** Material for this exercise follows **

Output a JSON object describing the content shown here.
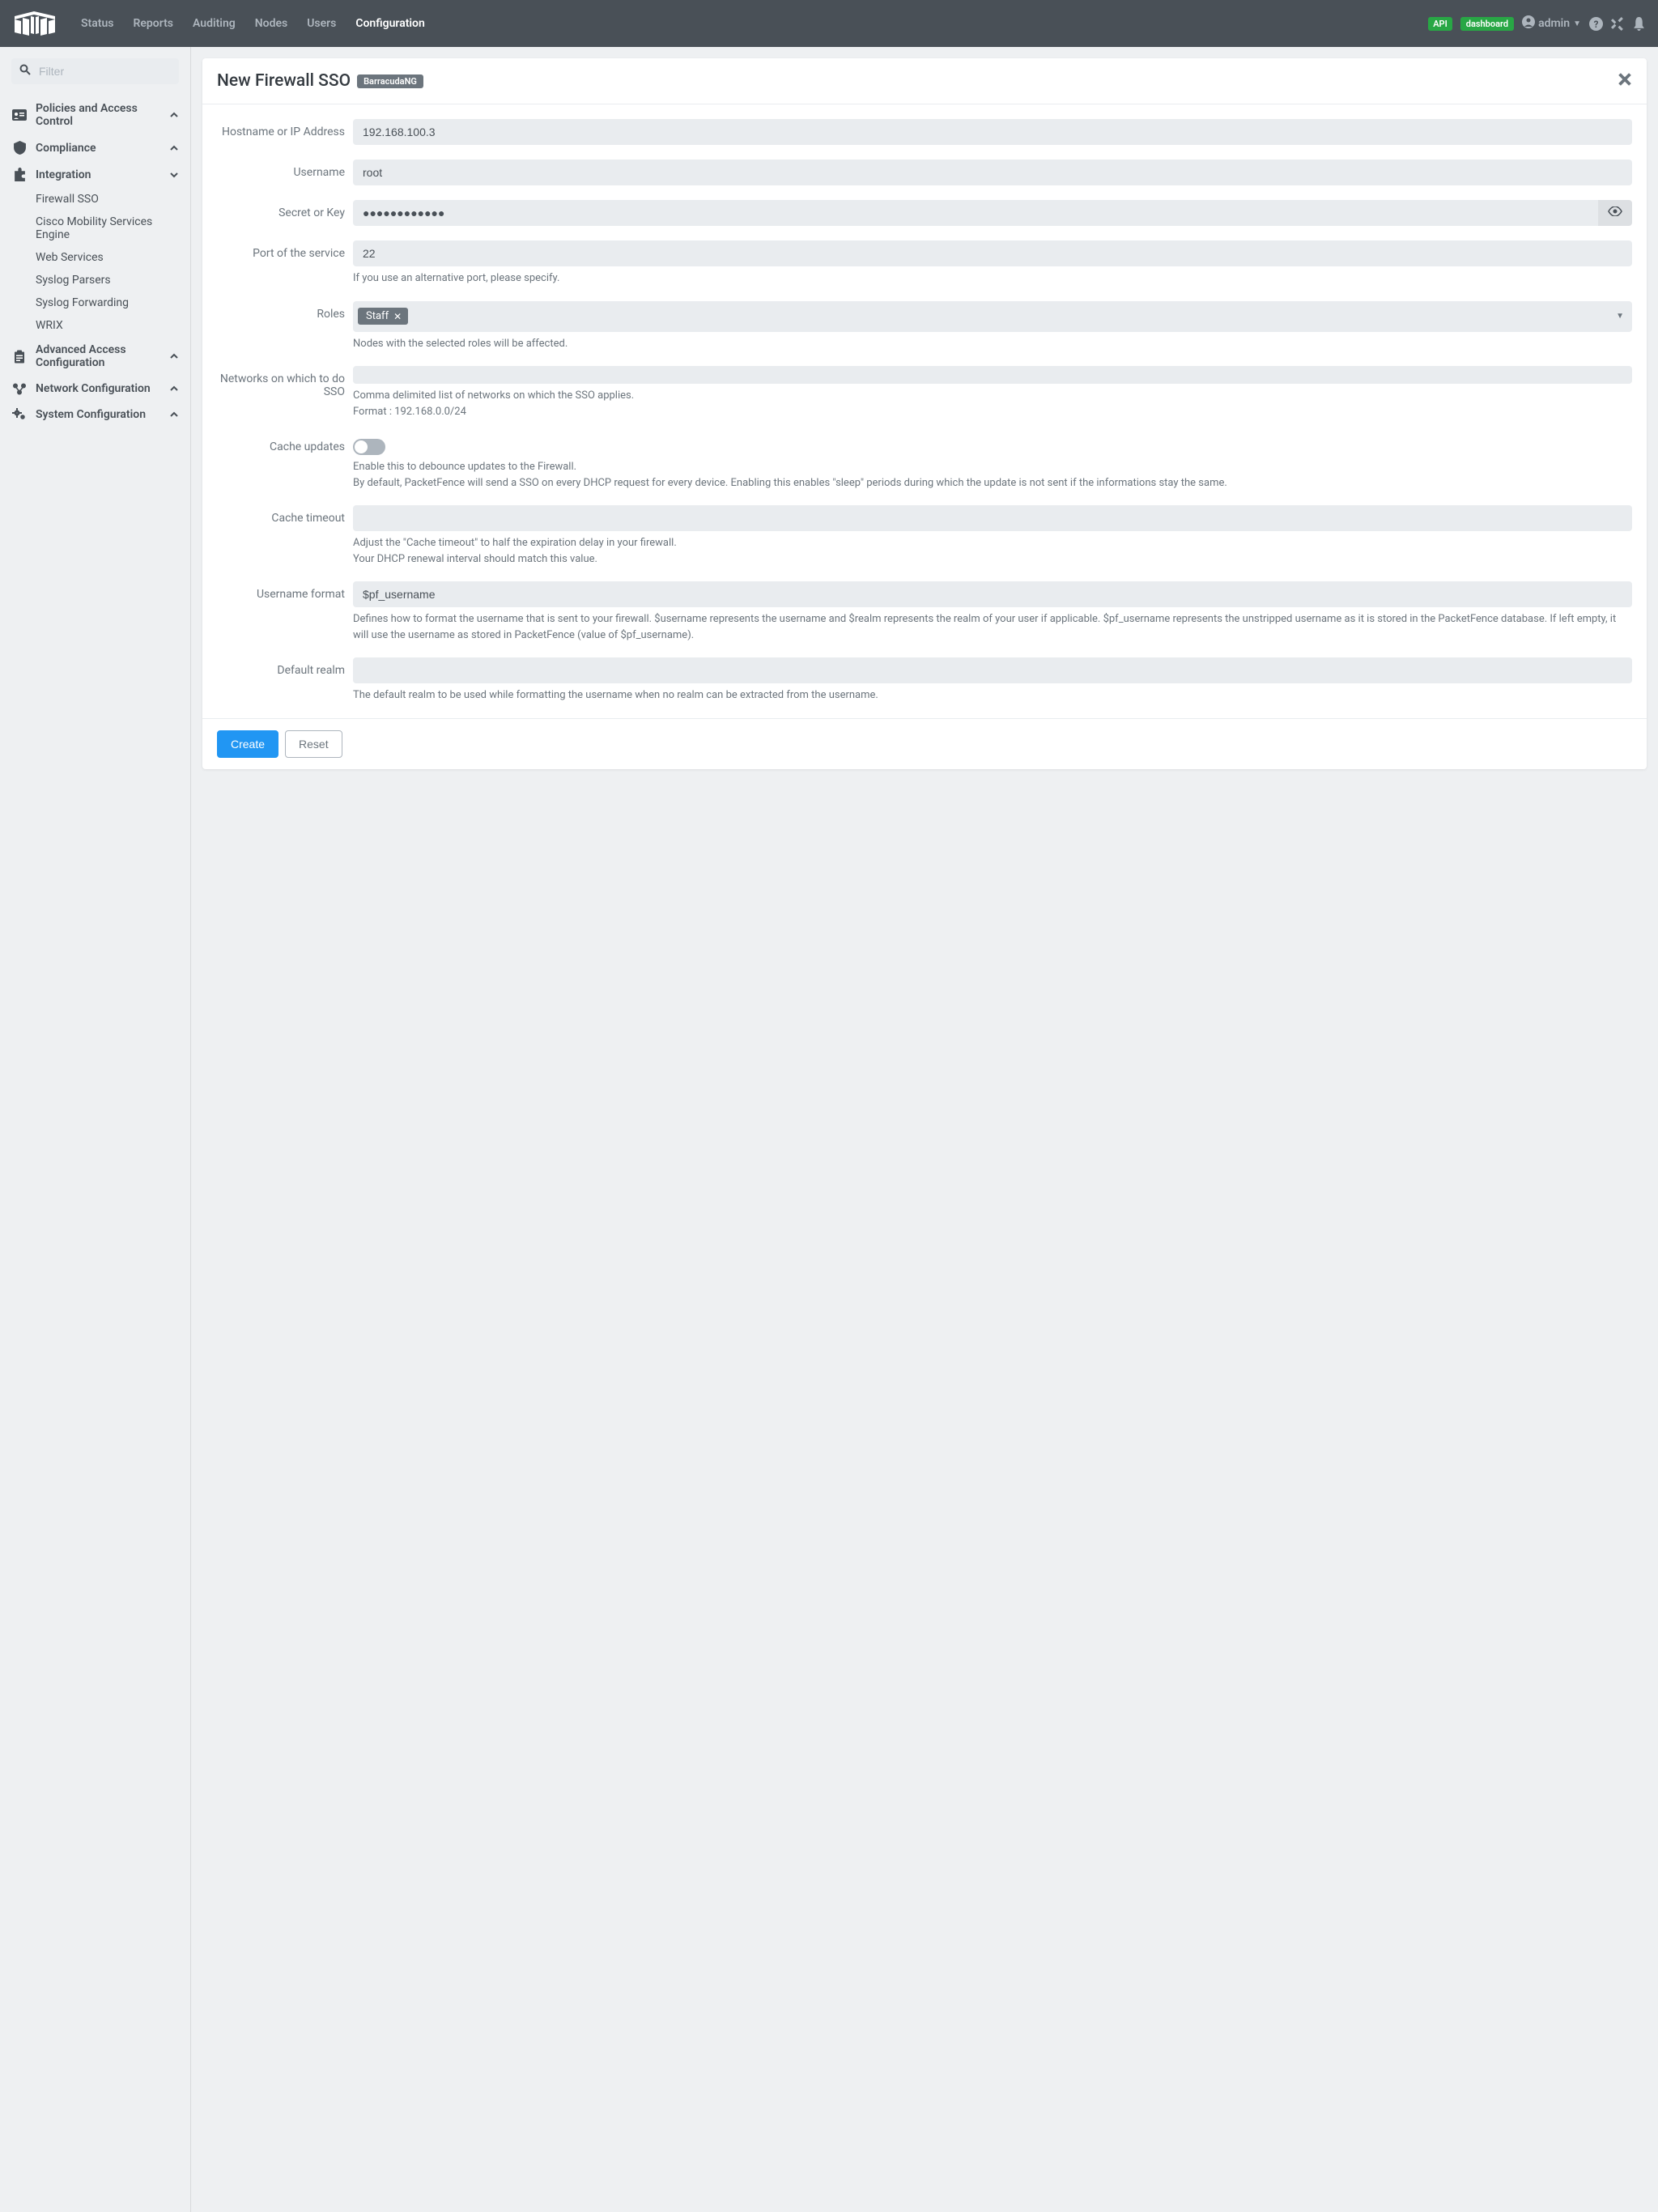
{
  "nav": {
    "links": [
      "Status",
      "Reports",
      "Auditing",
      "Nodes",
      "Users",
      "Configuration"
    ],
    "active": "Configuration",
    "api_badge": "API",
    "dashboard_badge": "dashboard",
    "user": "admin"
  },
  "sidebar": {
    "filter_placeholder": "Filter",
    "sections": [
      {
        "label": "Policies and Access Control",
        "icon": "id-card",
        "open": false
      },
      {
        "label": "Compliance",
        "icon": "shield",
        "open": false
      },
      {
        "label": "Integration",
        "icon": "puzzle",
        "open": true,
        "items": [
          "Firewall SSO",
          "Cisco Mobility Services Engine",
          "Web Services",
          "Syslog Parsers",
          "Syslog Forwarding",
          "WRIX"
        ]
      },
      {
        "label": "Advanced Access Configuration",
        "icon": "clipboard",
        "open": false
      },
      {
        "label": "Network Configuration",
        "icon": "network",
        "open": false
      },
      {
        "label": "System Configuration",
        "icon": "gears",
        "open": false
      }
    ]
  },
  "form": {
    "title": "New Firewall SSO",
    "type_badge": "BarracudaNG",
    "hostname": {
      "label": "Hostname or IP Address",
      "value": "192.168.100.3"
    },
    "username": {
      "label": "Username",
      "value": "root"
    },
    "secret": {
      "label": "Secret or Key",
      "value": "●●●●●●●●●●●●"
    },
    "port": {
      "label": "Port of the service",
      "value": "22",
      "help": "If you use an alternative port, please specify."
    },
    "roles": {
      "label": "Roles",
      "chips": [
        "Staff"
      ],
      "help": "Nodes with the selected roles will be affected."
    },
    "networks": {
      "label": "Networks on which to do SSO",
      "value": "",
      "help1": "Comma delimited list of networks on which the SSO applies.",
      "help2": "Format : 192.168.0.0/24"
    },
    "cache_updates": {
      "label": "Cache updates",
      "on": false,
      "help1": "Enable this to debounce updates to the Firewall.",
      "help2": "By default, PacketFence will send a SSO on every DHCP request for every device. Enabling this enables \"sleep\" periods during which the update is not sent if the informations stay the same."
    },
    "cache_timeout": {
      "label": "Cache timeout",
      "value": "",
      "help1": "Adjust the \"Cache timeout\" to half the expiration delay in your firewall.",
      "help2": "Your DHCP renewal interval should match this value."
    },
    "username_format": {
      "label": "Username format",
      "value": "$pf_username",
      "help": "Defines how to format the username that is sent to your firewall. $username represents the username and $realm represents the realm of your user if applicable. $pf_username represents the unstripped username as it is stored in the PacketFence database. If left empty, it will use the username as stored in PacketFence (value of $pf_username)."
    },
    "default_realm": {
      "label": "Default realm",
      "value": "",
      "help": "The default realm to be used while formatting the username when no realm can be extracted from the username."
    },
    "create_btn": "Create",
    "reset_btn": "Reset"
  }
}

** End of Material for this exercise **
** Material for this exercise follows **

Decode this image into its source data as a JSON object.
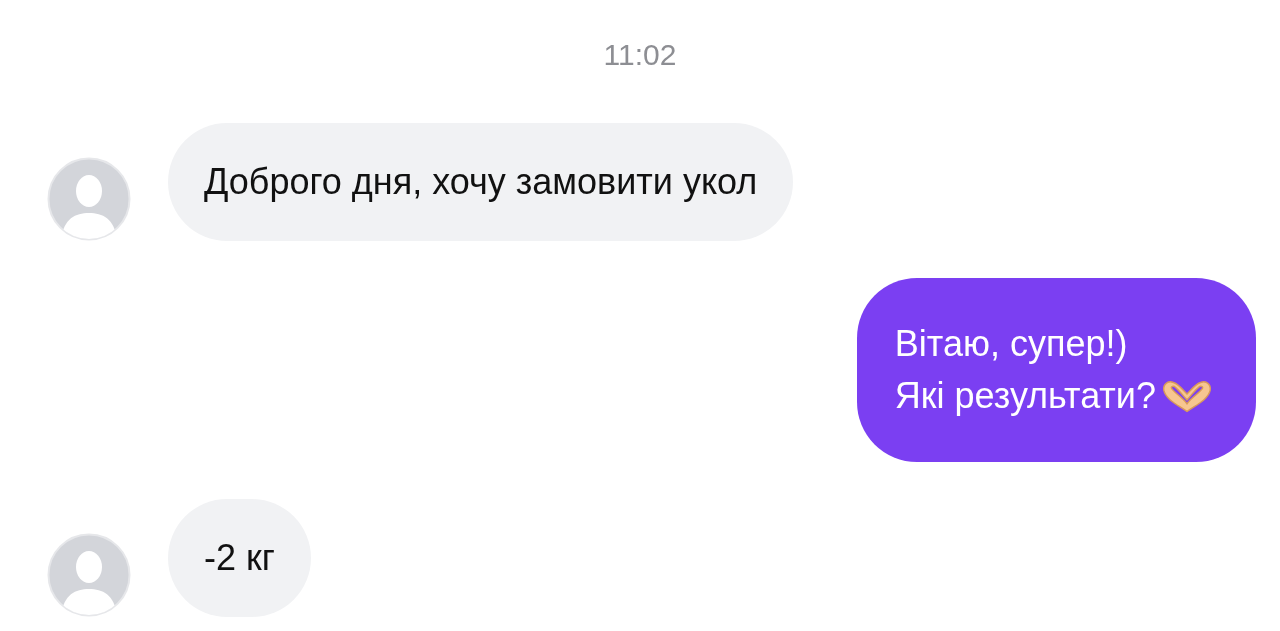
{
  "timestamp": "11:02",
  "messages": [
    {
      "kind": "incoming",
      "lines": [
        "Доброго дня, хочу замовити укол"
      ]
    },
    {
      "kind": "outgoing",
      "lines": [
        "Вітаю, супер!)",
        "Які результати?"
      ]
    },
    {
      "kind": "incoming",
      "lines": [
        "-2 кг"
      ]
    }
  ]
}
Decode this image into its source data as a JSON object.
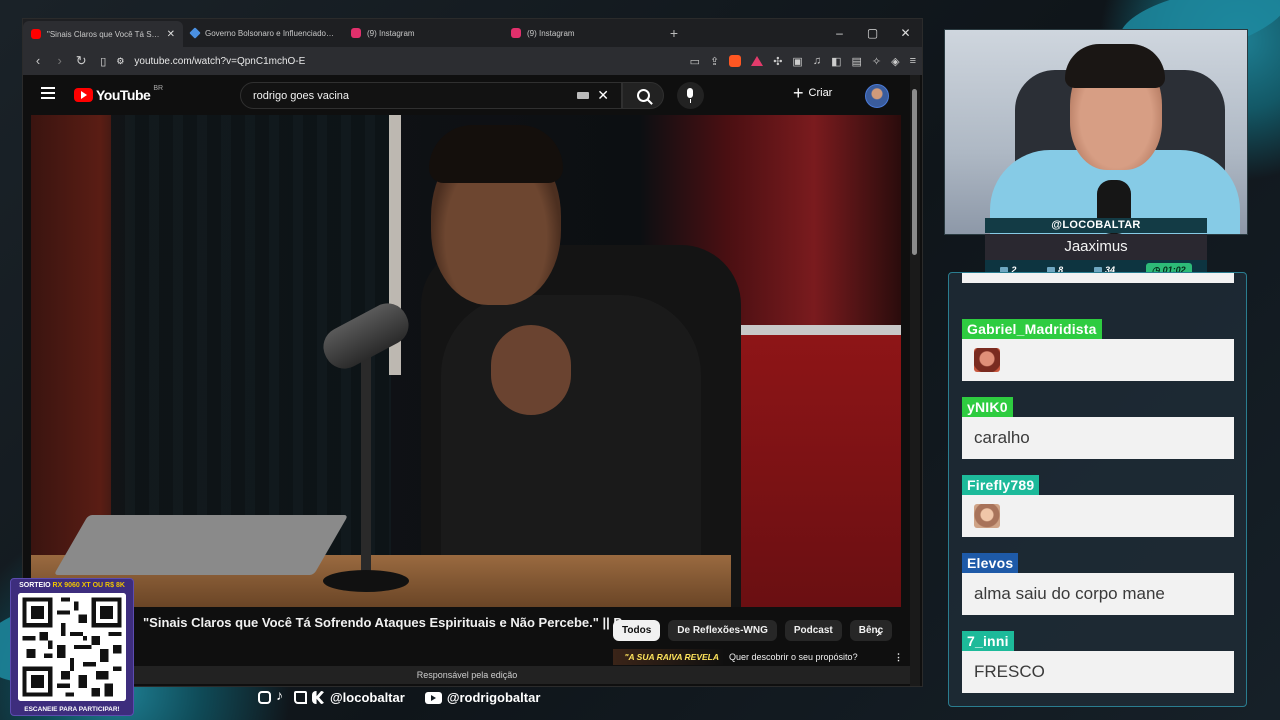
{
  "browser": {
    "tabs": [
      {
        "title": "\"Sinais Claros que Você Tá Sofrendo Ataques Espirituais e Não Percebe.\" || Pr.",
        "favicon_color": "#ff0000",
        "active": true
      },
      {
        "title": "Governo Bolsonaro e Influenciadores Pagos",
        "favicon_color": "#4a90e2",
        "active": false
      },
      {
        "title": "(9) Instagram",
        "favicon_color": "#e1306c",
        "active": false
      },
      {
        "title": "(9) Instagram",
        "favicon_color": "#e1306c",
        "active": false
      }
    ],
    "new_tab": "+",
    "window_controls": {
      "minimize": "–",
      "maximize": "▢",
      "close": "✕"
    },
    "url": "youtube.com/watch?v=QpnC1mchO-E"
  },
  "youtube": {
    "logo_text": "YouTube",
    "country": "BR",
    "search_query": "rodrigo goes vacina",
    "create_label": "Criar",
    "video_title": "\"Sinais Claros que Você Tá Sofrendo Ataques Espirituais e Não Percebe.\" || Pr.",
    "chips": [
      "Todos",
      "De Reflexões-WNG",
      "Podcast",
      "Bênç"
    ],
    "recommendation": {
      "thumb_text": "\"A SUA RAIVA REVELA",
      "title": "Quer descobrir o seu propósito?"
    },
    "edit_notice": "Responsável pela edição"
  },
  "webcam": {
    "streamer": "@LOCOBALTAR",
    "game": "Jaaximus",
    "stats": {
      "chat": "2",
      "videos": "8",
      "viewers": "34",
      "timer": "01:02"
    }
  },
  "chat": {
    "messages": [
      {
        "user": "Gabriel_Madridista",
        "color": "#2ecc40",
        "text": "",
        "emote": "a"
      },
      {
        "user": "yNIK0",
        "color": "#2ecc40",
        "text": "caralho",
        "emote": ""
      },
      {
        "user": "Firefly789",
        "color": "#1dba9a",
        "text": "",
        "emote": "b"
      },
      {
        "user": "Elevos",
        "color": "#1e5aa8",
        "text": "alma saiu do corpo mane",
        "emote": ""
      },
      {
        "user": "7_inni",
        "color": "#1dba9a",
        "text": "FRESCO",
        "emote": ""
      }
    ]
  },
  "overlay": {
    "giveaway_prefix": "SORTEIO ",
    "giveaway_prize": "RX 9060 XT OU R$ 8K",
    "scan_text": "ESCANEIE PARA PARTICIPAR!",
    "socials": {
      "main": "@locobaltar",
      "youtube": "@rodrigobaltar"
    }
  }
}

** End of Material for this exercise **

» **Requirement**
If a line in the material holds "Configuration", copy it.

» **Answer below**
      "Configuration"
    "active": "Configuration",
        "label": "Advanced Access Configuration",
        "label": "Network Configuration",
        "label": "System Configuration",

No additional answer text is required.